1. DEVIN TOWNSEND Empath
Few artists are more colorfully wide-ranging, bold, and consistent than Canadian virtuoso Devin Townsend, and in many ways, Empath is the full realization of his genius: a wildly multifaceted and all-encompassing look back on his career thus far. From beginning to end, it serves as an essential existential examination within a terrifically wild blend of styles. Specifically, the countrified grit of "Borderlands" evokes Casualties of Cool, "Hear Me" captures the comical viciousness of Deconstruction, "Evermore" houses the dense pop-rock glory of Addicted and Epicloud, and "Genesis" is itself a celebration of genre-shifts. Sure, his sardonic playfulness is definitely here, but it's his emotionally resonant introspection that reigns supreme. Tracks like "Spirits Will Collide", "Why?", and the ingeniously multifaceted epic closer, "Singularity", find him beautifully surveying self-doubt, hope, love, and other relatable issues.
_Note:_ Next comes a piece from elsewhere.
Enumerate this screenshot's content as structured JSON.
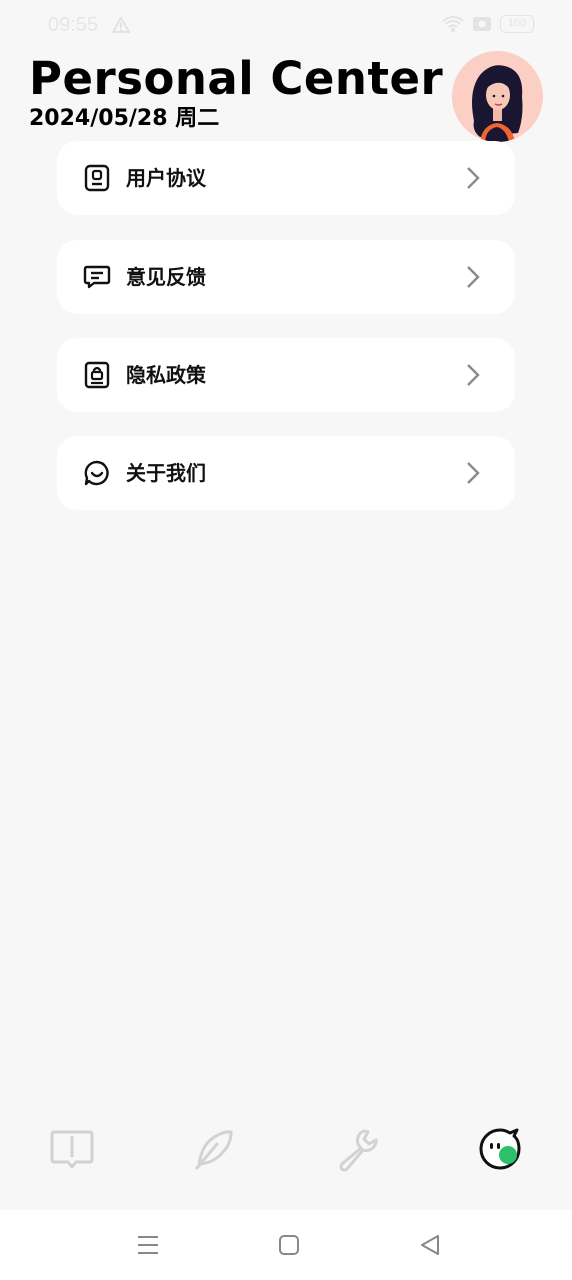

Thus, Empath is equally rewarding for its madcap musical cohesion as it is for its catharses about mental struggles.